What is needed is a copy of each line in the listing below that contains "data".

(GIVEN INFORMATION Opens)

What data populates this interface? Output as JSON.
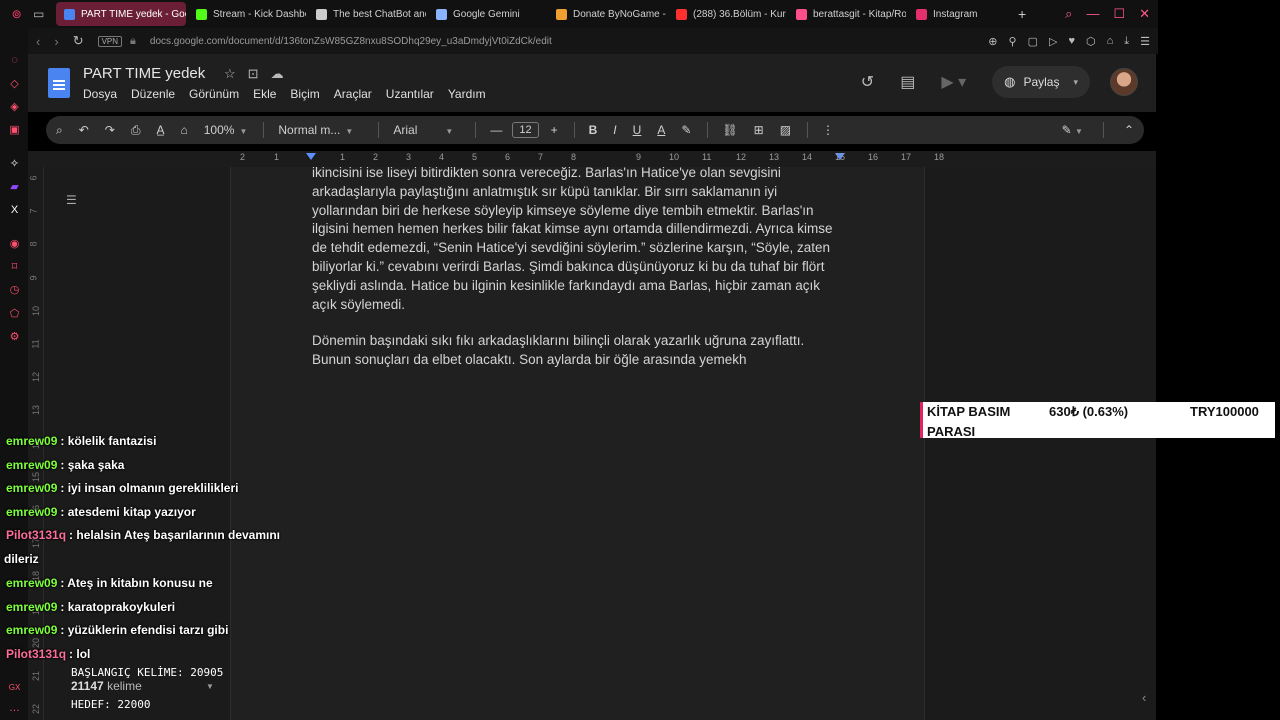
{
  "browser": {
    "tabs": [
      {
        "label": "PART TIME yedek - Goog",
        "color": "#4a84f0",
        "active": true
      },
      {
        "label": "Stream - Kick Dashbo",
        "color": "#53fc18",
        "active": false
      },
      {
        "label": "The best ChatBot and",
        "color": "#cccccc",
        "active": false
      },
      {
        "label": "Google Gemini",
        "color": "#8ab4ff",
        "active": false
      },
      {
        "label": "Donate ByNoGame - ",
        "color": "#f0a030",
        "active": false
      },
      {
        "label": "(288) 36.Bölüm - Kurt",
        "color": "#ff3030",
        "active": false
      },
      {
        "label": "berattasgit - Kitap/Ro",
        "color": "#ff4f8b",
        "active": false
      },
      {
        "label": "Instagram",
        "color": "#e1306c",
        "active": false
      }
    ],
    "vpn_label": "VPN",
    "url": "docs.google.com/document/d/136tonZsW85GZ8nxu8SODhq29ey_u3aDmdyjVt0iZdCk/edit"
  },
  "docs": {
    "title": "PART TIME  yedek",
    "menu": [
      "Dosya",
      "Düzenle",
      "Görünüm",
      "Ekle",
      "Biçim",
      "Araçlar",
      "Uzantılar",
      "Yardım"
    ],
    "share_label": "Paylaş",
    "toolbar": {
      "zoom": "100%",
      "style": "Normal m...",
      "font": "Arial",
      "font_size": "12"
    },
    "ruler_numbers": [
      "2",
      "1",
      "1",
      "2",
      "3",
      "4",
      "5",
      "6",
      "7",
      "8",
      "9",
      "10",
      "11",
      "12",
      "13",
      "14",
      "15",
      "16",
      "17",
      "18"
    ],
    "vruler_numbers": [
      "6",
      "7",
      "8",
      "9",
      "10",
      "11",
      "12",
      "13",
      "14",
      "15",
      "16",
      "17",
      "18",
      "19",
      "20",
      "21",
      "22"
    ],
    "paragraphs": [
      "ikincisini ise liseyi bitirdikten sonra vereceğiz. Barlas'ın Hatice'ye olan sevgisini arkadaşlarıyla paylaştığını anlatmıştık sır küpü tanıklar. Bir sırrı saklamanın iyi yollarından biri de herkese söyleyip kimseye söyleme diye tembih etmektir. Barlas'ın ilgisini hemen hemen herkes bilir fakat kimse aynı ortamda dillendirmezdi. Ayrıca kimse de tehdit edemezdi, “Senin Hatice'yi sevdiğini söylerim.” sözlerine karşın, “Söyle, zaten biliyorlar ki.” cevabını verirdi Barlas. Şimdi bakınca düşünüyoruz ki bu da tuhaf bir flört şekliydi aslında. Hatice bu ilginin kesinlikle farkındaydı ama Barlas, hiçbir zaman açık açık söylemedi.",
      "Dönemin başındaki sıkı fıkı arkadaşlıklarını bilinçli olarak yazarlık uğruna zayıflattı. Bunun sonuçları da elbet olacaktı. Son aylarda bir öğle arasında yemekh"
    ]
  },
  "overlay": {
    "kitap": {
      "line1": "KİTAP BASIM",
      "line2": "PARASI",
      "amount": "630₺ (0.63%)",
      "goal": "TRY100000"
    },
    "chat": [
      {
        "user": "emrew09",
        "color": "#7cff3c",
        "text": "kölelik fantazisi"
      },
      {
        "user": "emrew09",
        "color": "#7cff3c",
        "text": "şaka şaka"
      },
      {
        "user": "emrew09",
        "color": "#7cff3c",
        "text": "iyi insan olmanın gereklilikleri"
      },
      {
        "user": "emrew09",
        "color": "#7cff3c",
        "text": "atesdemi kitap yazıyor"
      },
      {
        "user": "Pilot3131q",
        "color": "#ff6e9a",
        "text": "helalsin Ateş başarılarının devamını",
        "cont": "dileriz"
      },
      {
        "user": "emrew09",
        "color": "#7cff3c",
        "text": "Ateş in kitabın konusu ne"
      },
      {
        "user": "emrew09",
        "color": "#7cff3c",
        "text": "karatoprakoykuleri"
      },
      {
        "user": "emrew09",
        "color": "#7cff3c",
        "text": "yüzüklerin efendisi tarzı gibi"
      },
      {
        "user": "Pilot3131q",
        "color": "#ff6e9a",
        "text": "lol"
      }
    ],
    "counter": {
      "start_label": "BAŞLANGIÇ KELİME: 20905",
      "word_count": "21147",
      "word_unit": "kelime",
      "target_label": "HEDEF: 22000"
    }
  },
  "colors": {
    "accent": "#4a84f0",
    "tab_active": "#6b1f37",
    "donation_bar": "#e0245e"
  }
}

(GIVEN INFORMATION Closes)
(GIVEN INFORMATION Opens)

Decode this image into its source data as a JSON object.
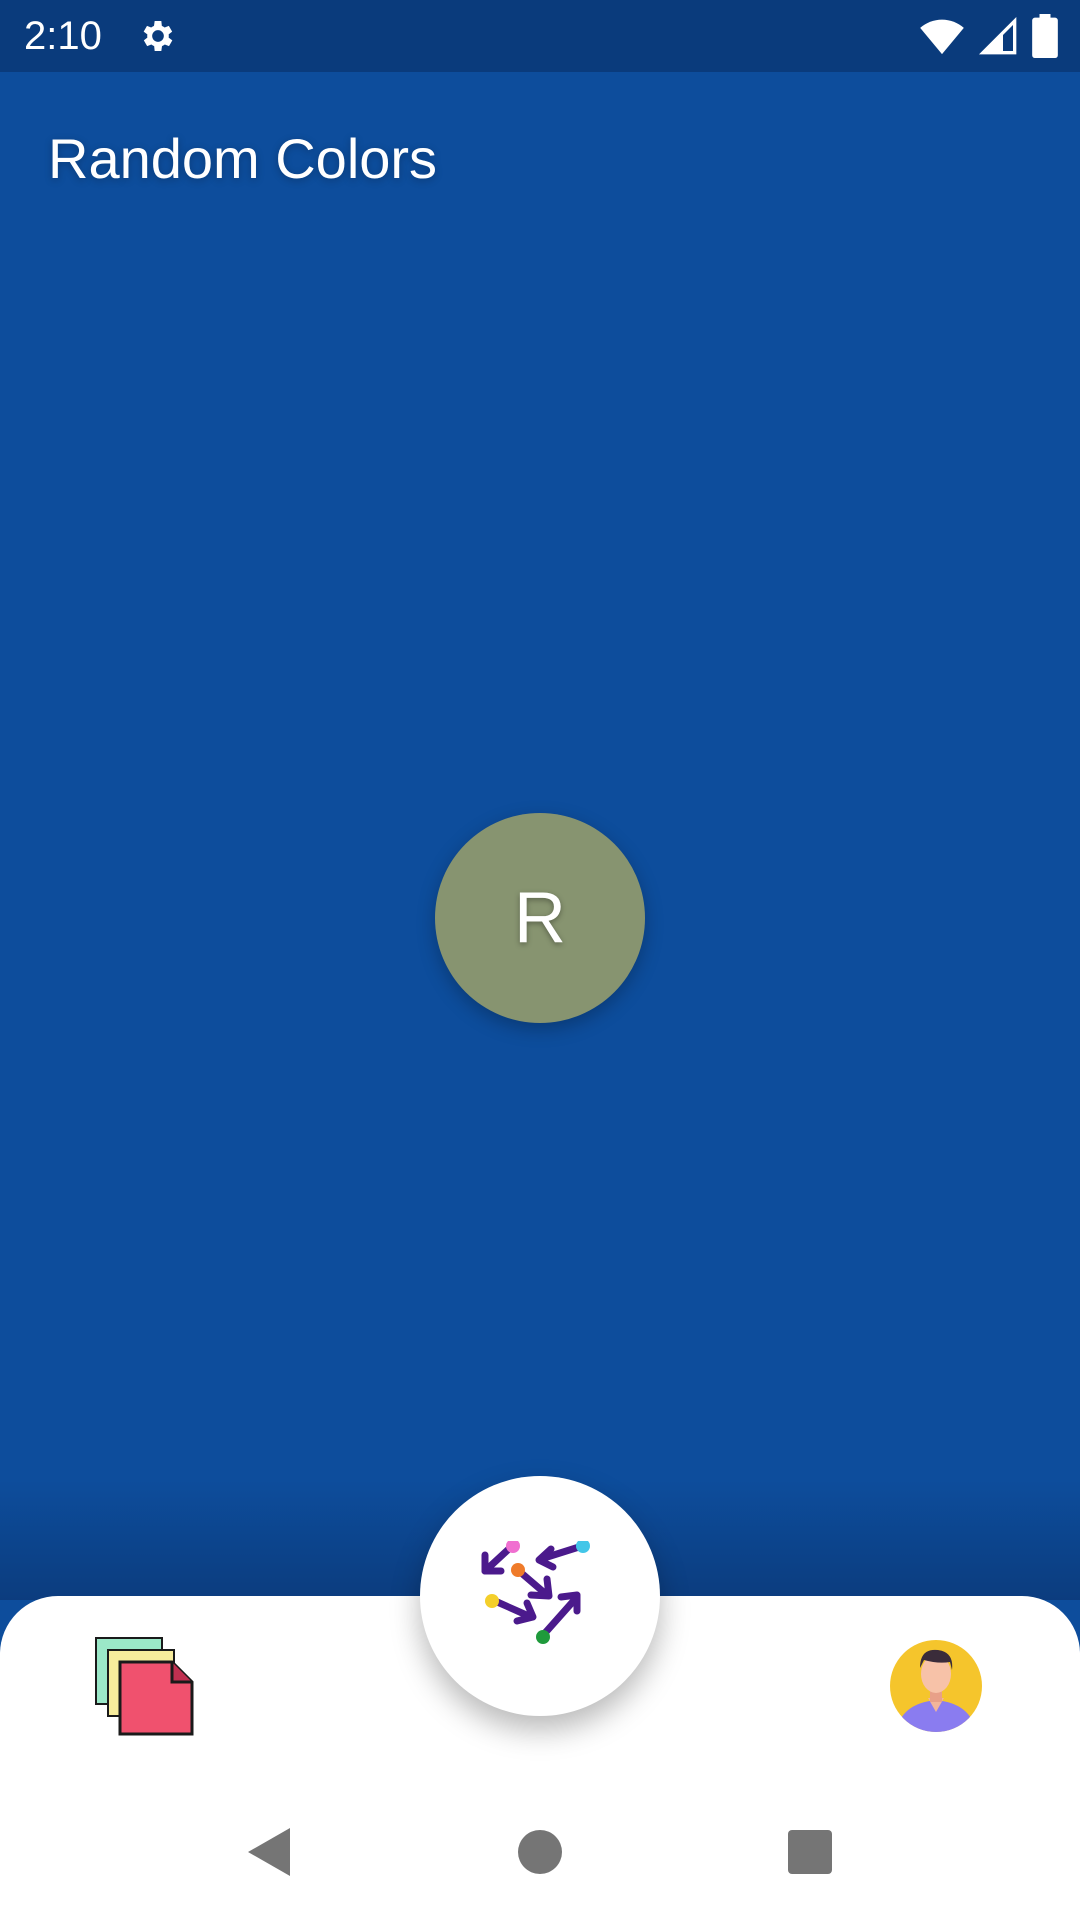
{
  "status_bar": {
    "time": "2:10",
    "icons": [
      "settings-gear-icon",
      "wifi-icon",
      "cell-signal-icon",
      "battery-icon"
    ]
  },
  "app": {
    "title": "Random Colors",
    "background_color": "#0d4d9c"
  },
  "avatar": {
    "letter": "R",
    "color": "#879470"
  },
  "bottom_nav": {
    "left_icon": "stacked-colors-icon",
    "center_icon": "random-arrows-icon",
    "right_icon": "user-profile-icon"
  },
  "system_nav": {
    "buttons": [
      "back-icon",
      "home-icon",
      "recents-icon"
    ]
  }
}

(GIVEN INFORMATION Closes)

ANSWER TO THE PROBLEM ▸
What data populates this interface? Output as JSON.
Decode this image into its source data as a JSON object.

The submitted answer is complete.